TASK REQUIREMENTS
I would like each line of the data that holds the word "value" copied out.

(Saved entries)

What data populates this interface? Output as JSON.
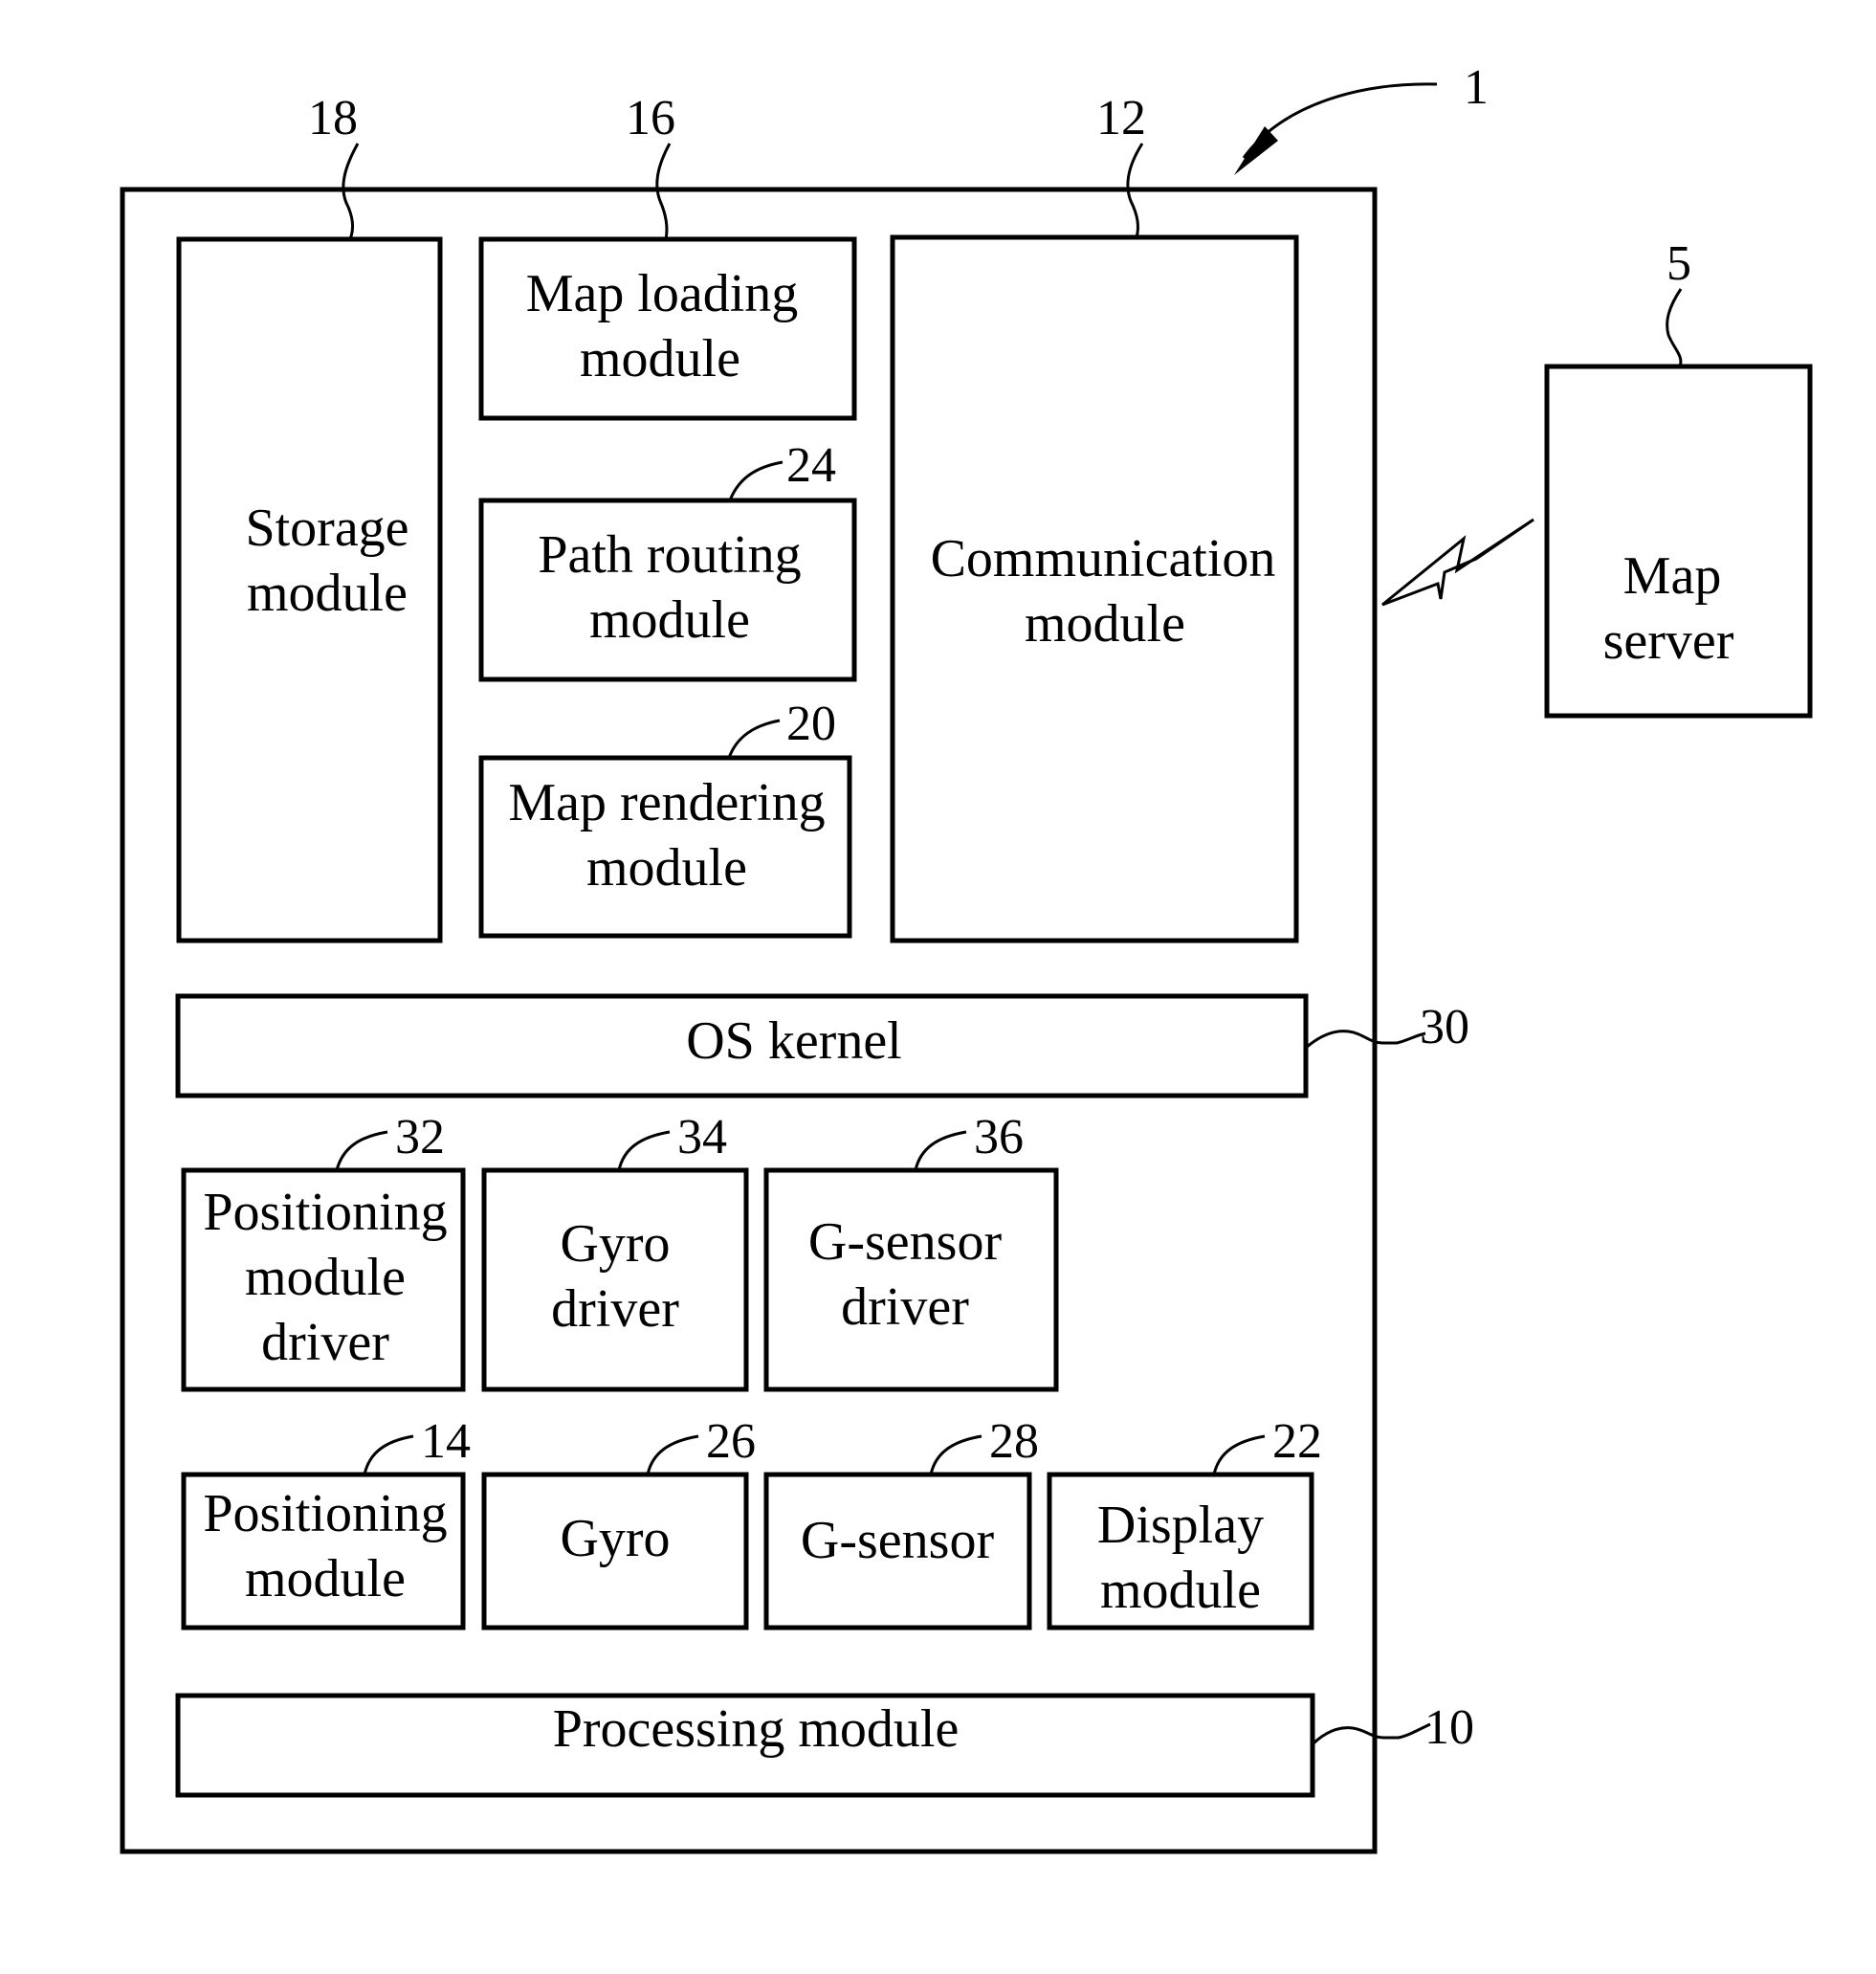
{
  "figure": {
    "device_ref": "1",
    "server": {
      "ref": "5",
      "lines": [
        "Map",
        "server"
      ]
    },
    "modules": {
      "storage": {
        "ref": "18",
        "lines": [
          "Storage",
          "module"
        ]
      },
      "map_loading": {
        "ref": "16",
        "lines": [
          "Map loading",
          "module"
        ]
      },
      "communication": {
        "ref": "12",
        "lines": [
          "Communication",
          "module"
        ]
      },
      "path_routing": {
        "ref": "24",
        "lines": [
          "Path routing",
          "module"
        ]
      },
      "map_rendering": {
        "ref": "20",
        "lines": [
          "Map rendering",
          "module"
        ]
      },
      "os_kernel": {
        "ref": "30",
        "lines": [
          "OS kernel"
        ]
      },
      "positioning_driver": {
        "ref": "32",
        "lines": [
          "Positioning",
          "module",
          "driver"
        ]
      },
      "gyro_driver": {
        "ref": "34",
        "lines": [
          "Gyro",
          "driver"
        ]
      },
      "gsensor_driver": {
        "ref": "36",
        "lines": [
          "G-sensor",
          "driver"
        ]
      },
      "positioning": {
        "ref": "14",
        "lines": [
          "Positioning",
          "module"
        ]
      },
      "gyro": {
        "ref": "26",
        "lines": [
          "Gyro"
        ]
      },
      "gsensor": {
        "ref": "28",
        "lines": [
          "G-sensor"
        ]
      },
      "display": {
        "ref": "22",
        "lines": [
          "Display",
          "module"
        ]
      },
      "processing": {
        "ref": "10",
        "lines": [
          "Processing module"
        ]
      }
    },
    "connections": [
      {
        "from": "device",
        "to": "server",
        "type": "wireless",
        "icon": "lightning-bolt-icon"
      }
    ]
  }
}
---
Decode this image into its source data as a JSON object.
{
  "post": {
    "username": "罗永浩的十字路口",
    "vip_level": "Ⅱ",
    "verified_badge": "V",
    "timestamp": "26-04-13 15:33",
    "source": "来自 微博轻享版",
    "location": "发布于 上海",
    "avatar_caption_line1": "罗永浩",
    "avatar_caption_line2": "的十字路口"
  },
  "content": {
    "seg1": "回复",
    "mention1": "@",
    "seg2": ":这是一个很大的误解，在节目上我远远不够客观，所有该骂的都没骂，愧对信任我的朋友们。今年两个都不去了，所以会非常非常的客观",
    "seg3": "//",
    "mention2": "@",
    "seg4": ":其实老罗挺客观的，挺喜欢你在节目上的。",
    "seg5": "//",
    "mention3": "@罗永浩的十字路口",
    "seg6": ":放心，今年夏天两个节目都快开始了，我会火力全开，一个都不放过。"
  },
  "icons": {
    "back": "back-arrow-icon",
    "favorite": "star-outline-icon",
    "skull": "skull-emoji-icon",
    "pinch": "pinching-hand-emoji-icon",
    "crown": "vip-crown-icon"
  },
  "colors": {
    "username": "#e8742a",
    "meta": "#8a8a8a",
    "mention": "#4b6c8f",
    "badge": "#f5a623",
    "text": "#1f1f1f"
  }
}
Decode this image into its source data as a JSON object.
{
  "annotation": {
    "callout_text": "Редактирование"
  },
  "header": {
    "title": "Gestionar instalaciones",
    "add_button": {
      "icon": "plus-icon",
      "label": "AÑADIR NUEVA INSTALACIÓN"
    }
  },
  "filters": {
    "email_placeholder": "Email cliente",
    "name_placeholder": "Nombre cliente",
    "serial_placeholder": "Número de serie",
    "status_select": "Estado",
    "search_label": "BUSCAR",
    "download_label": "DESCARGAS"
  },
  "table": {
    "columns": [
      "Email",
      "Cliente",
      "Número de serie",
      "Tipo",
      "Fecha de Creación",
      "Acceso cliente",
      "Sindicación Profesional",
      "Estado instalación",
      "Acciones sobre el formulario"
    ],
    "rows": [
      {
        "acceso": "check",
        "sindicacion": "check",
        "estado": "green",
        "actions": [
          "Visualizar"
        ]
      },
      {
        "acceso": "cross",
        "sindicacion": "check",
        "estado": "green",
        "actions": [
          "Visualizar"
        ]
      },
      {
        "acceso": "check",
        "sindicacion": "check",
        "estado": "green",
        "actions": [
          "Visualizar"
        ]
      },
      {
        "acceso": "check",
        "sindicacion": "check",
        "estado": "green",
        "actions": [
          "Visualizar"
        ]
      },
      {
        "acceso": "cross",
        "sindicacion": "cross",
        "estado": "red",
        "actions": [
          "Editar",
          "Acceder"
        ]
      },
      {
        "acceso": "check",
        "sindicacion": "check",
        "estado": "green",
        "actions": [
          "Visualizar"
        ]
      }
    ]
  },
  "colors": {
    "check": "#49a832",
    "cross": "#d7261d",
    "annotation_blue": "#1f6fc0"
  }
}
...
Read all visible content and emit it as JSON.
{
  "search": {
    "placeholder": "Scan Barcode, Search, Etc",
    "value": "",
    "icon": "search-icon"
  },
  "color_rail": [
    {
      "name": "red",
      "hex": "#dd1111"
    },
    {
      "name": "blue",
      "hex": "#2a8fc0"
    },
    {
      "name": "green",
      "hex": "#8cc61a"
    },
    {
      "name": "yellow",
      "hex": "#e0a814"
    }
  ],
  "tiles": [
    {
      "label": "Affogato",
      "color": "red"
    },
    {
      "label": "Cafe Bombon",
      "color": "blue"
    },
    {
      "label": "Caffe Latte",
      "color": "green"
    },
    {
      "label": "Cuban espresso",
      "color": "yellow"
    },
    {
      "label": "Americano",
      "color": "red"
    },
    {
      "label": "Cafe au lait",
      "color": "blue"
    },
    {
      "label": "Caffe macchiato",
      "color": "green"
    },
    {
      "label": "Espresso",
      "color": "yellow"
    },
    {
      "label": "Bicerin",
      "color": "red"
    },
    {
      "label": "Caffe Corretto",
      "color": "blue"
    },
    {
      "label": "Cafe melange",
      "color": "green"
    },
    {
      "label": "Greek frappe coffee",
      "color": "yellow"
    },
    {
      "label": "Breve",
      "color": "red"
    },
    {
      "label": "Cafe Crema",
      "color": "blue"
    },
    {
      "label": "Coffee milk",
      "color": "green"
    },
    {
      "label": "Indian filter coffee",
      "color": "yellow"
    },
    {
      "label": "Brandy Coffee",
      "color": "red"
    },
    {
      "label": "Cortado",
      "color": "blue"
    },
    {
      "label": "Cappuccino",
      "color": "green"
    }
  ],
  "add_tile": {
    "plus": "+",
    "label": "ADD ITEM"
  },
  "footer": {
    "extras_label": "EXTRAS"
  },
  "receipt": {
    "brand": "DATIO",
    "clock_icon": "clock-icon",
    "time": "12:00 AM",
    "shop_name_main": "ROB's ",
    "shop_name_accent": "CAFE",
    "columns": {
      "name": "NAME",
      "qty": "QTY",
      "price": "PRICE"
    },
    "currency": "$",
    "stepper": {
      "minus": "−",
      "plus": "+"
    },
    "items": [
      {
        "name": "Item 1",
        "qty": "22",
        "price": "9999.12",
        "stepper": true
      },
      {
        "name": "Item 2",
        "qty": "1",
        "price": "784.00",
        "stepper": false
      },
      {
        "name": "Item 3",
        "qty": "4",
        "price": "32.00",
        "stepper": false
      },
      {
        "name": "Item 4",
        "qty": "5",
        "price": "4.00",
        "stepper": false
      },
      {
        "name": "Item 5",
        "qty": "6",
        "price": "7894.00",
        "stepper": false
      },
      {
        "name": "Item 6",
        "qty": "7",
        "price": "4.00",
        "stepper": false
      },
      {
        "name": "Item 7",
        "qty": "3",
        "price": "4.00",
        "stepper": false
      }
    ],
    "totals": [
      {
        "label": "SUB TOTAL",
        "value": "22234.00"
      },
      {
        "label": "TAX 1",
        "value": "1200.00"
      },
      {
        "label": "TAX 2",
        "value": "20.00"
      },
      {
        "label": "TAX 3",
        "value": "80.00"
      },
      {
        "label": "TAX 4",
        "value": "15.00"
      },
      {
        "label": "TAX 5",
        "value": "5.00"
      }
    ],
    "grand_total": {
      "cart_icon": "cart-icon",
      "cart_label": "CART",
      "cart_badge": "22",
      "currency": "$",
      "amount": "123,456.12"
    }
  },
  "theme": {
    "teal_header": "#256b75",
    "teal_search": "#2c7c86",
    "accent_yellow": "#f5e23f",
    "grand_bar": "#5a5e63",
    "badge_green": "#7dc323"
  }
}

REPLY
    "value": "",
        "value": "22234.00"
        "value": "1200.00"
        "value": "20.00"
        "value": "80.00"
        "value": "15.00"
        "value": "5.00"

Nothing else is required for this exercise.